Also significantly affected by this condition are the other aspects of a woman’s life. Sleep may be disrupted because of the frequent trips to the bathroom which may result to fatigue and bad mood due to lack of sleep. Social life may likewise be affected since women may tend to shy away from these contacts due to fear of humiliating themselves. Incontinence may also severely affect relations with the spouse since women avoid sexual contact due to fear of being embarrassed.


Incontinence during menopause is primarily due to the drop of estrogen levels. This hormone is responsible for keeping the urethra, the tube where urine passes through, and the lining of the bladder healthy. When the level of estrogen falls, the muscles and the tissues in the pelvic area may result to atrophy and making it incapable of supporting the other organs due to the loss of strength of these organs.

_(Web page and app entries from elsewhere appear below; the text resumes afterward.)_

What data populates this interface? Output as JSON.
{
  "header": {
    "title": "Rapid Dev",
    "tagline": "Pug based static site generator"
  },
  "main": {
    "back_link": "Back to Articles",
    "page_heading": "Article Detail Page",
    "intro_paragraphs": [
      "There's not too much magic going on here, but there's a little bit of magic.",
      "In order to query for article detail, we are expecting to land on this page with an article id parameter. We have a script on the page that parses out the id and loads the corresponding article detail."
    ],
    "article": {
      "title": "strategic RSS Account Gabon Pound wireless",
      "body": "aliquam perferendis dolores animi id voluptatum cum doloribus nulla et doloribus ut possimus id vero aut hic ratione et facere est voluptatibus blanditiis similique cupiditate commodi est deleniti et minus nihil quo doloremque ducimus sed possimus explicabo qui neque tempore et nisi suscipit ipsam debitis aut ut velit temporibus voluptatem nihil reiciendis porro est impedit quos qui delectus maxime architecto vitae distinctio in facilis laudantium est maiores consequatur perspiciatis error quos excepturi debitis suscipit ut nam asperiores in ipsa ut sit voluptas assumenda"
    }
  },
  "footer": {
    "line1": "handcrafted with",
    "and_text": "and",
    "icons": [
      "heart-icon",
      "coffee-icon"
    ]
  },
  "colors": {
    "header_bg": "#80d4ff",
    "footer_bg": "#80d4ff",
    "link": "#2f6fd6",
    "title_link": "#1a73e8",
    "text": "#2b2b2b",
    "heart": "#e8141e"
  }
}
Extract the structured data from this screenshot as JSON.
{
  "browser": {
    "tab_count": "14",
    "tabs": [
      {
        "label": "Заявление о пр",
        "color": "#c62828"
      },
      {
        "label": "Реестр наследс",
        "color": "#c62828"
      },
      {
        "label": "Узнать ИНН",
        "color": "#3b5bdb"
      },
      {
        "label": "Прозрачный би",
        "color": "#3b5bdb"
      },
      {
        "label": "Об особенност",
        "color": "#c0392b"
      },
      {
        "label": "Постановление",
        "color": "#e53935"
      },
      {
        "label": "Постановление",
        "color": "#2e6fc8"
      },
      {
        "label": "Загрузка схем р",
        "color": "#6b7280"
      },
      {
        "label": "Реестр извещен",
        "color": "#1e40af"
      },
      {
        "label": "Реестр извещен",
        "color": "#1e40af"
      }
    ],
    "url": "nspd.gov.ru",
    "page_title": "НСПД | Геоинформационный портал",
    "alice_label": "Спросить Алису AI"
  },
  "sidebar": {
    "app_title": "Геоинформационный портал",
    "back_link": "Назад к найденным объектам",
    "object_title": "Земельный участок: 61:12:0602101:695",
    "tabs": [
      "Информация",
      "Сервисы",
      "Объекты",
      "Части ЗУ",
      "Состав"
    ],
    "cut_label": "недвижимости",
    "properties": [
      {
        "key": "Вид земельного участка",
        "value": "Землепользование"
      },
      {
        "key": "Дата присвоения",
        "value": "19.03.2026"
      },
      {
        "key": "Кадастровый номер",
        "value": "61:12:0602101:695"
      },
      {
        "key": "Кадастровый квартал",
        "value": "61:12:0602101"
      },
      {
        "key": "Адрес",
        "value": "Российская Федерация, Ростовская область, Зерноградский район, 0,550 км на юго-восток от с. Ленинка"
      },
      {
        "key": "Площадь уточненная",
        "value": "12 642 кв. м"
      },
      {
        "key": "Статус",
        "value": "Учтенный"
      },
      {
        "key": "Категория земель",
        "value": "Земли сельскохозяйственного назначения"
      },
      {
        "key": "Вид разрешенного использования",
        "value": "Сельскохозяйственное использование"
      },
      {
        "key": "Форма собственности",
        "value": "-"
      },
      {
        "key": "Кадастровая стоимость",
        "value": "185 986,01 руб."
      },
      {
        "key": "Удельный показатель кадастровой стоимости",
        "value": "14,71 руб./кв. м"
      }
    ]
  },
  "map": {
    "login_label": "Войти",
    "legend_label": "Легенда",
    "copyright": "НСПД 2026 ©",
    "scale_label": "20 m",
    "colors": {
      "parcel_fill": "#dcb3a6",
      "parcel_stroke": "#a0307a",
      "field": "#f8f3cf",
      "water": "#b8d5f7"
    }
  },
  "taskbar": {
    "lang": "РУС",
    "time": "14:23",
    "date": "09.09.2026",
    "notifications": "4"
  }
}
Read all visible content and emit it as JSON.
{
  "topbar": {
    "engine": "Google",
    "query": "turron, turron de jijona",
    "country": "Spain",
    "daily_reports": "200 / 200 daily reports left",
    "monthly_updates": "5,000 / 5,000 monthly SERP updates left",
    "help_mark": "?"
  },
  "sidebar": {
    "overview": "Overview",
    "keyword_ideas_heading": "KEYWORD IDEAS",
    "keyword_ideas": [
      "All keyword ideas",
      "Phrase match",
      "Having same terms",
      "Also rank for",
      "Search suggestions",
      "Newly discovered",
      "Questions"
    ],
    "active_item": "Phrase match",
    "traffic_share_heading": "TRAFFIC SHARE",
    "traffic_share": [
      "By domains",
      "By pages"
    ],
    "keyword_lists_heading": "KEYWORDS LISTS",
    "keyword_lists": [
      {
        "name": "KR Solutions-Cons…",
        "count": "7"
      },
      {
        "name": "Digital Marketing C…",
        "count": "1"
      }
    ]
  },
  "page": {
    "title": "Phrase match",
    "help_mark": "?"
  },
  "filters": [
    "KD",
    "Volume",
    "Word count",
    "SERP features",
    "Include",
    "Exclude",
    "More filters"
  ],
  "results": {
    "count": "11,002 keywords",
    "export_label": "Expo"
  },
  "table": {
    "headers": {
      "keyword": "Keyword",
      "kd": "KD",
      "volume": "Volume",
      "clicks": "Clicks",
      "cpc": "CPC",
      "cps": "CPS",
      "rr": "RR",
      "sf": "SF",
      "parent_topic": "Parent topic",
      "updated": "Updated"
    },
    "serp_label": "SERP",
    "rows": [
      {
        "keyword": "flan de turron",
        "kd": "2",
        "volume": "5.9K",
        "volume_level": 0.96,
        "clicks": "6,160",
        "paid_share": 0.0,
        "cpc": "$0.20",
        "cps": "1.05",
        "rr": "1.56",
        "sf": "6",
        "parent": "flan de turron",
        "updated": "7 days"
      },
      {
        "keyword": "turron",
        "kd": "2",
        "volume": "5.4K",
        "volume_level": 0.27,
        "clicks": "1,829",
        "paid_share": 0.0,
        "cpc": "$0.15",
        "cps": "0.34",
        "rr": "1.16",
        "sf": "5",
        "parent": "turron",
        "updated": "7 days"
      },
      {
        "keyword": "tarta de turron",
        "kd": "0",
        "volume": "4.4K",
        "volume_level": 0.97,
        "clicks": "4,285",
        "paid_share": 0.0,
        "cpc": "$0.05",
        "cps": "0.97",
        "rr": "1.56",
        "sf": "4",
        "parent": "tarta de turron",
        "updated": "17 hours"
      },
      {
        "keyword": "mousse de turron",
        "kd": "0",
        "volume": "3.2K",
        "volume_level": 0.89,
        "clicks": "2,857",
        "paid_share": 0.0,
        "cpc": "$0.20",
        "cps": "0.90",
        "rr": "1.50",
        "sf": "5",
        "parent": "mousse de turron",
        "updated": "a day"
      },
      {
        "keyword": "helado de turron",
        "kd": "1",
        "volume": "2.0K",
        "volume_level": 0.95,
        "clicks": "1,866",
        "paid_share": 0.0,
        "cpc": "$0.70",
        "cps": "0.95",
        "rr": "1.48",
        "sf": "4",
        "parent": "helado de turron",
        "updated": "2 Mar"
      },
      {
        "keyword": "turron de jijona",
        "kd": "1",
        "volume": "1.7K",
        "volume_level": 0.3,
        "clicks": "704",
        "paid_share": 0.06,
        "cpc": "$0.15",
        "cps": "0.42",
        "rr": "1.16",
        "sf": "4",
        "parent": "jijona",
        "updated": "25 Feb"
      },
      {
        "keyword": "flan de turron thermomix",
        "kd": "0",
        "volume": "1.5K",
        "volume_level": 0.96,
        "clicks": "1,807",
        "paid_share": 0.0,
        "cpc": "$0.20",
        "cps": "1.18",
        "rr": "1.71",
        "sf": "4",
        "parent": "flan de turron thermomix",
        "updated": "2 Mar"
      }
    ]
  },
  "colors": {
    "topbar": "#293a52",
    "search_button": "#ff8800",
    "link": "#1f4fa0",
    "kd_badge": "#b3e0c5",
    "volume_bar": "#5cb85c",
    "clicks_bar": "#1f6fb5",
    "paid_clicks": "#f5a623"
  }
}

The drop in estrogen levels may also result to lesser blood flow to the pelvic muscles causing these muscles to weaken more easily. The pelvic organs including the bladder may not be supported by these muscles without the needed strength. Prolapse and the unwanted release of urine may result since these muscles may be too weak to keep the opening of the bladder closed.

It may seem unfair for the woman to go through these irritants when at this stage of her life, she should be enjoying retirement and time with the family. This should not be a cause for despair since there are ways to prevent or treat urinary incontinence.

To start off, a patient may engage in exercise or make some changes in her life style. Changes like doing away with an unhealthy diet, eliminating excess weight and exercise have shown to help manage the condition. These conservative methods of prevention and treatment may include doing pelvic floor exercises and learning bladder training. For cases that do not respond to these conservative methods of treatment, a patient may try other options such as electric stimulation, biofeedback, botox, use of a pessary, and even traditional surgical operations.

It may be very important for women in the menopausal stage to be aware of this condition and try to exert all efforts on preventing this condition. Failing this, they may be have to take drastic actions such as surgical procedures which may only expose them to additional risks in view of the failures of vaginal mesh devices. Legal actions such as the vaginal mesh lawsuits have been the result of these product failures which have injured thousands of women. For more information about this, you may want to visit vaginalmeshlawsuitcenter.us.

Reference: • •

webmd.com/urinary- incontinence-oab/womens-guide/bladder-control- menopause epigee.org/menopause/incontinence.html


Learn how to Manage Urinary Incontinence during the Menopausal Stage